* Aqualad of ''WesternAnimation/YoungJustice'' is chosen as the group's leader because he is more thoughtful and less reckless than the rest of the team, and he has a sound grasp of group tactics and discipline. However, he's uncomfortable with the burden and considers himself merely a temporary leader until Robin can mature into the position.
** Dick has become Nightwing and taken over as leader after the timeskip, but his S1 fears of being too much like Batman are well founded. He takes desperate and often duplicitous measures while leading the team that end up fracturing the group with the secrets and lies heaped on top of one another.
* ''Franchise/{{Transformers}}'': Optimus Prime in all his forms (possibly excepting the ''WesternAnimation/TransformersAnimated'' version) cannot be tainted to TheDarkSide. The fact that he's also one of the more imposing and martially skilled Autobots might make this something of a subversion; just putting Prime on the field will rout most Decepticon cannon fodder (unless they can occupy themselves by going after his subordinates, which might keep Megatron from killing them later). More modern incarnations outright specify that Prime being such a beacon of purity and hope ''is'' his greatest weakness, he is so adamant about protecting innocents (such as humans) that [[HonorBeforeReason he forgoes his own survival instincts]].
** Recent works also seem to be moving Prime into being a deconstruction of this trope; the IDW comics in particular go out of their way to show how much stress, mental trauma, pain, and difficulty one would have to go through to be the Standardized Leader and take care of everyone. Prime has, however, generally managed to dodge the "audiences don't latch onto him" that often goes with this.
*** For instance, it's deliberately invoked in ''WesternAnimation/TransformersPrime'', where it's explicitly stated that Primes are expected to act like this.
*** To a certain degree, the trope is deconstructed in TFP. It mentioned several times that Optimus is a compassionate and noble leader but doesn't socialize much or have a sense of humor. Arcee and Bulkhead have said that the responsibility of being a leader [[TheChainsOfCommanding weighs heavily]] upon an individual. Ratchet points out that Optimus was different before he became a Prime and was similar to Jack. Apparently becoming a Prime alters one's personality to fit this trope.
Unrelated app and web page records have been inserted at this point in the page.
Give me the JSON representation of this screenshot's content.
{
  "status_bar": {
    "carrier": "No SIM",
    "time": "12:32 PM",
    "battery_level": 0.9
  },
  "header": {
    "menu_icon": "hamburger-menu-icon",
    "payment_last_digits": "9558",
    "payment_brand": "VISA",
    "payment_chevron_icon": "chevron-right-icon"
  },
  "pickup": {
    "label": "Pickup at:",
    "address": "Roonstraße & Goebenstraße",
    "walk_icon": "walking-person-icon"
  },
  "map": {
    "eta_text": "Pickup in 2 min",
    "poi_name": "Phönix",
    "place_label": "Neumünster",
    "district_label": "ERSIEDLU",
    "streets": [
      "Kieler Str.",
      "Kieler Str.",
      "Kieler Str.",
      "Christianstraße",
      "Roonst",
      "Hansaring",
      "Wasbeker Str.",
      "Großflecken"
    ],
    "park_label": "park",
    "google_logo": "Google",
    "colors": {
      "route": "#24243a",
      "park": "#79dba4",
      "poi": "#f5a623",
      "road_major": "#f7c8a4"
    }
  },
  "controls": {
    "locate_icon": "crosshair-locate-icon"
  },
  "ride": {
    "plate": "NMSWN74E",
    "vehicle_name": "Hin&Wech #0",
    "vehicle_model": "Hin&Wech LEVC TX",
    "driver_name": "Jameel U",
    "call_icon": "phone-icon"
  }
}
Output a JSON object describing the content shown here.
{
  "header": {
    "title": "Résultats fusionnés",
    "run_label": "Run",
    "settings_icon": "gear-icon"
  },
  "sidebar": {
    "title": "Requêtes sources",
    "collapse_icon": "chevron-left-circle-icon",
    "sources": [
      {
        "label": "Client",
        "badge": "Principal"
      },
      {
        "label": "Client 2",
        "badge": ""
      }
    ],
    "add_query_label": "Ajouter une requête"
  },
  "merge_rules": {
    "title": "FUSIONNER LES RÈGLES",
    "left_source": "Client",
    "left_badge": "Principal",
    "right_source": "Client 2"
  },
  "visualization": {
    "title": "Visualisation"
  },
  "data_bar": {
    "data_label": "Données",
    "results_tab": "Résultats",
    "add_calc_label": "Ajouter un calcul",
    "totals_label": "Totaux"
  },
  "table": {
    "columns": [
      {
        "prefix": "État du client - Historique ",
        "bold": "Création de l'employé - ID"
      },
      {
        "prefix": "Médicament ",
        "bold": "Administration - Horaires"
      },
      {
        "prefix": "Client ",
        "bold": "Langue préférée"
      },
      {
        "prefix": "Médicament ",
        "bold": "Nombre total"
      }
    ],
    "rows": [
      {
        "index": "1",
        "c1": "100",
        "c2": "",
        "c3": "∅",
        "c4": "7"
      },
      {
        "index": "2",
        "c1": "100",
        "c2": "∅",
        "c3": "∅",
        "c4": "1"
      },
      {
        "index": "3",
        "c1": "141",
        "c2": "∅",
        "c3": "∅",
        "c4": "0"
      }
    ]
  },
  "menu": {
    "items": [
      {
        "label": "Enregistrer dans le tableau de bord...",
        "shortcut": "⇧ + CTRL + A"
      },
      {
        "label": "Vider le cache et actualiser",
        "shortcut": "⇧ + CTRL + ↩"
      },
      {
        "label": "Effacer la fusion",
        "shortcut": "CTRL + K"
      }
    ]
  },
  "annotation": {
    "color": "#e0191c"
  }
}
** In the [[WesternAnimation/TheTransformers original cartoon]] Prime did have his silly moments. He had a [[DeadpanSnarker rather dry]] sense of humor, would occasionally partake in things like playing basketball, and held interest in studying human history. (he and his 'bots were in stasis since prehistoric times and were awoken in the 1980s, so they missed out on nearly all of it) As the shows have gotten darker though, this has gradually been toned down. It usually depends on the status of Cybertron; if it's still alright (albeit suffering a war or energy crisis like G1 or Animated), Optimus will afford some lighthearted moments. If it's destroyed or an abandoned wasteland with no hope of recovery like in Prime or the films, he's all business.
* In ''WesternAnimation/RainbowRangers'' Rosie Redd's only trait in the preview was "The Leader."
* Ace Bunny of ''WesternAnimation/LoonaticsUnleashed'' largely falls into this since his personality basically consists of making lazy wisecracks and occasionally quoting one of his predecessor's famous lines.